Illinois State Superintendent of Education Robert E. Schiller was
sitting nearby when Gov. Rod R. Blagojevich's denunciation began.
In his State of the State Address on Jan. 15, the governor accused the state board of education of massive waste that hinders improvements in education.
He accused the agency of imposing burdensome regulations twice as long as the King James Bible.
That wasn't all. Two-thirds of the speech was focused on the state board. The governor blamed the nine-member panel and the state education agency it oversees for many of Illinois' education problems.
"To sum it up, the Illinois state board of education has failed at its mission," said Gov. Blagojevich, a Democrat in his second year in office.
The governor capped his complaints with calls for restrictions on the board's power, whose members his office appoints. He would place the board and the agency more directly under his control.
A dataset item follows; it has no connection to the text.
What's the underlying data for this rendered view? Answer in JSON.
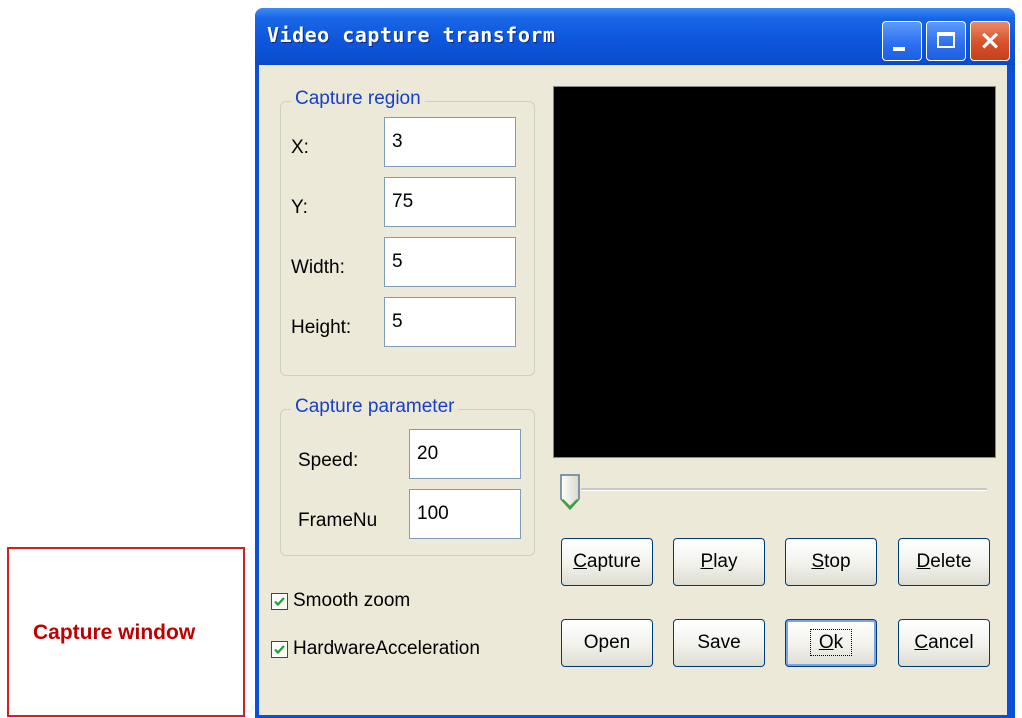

In response, the state superintendent is fighting back.
Mr. Schiller said in an interview last week that his agency is "most efficient" compared with other state and local school systems he's overseen.
He added that the state board has little control over Illinois' 888 local school districts.
"The state board did not have any advance notice of this, nor did the governor inform me that he was going to launch into a mean-spirited attack," Mr. Schiller said.
Mr. Blagojevich's remarks were a surprise in part because the governor, previously a member of Congress, had campaigned on raising state spending for schools and opposed elimination of the state board.
"You're not going to find any state boards or state agencies that are very popular, because they're in a compliance mode," Mr. Schiller said.
The state superintendent released lists of job candidates the governor's office sent him last year, but last week he said he wasn't alleging that the governor had pressured him to hire anyone unfairly— contrary to news reports in Illinois.
Mr. Schiller was not convinced state legislators would approve the governor's plan to take away the board's powers. He added that the governor already has the power to fill one vacant seat on the board and can appoint three other new members at year's end.
Vol. 23, Issue 23, Page 30Published in Print: February 18, 2004, as State Journal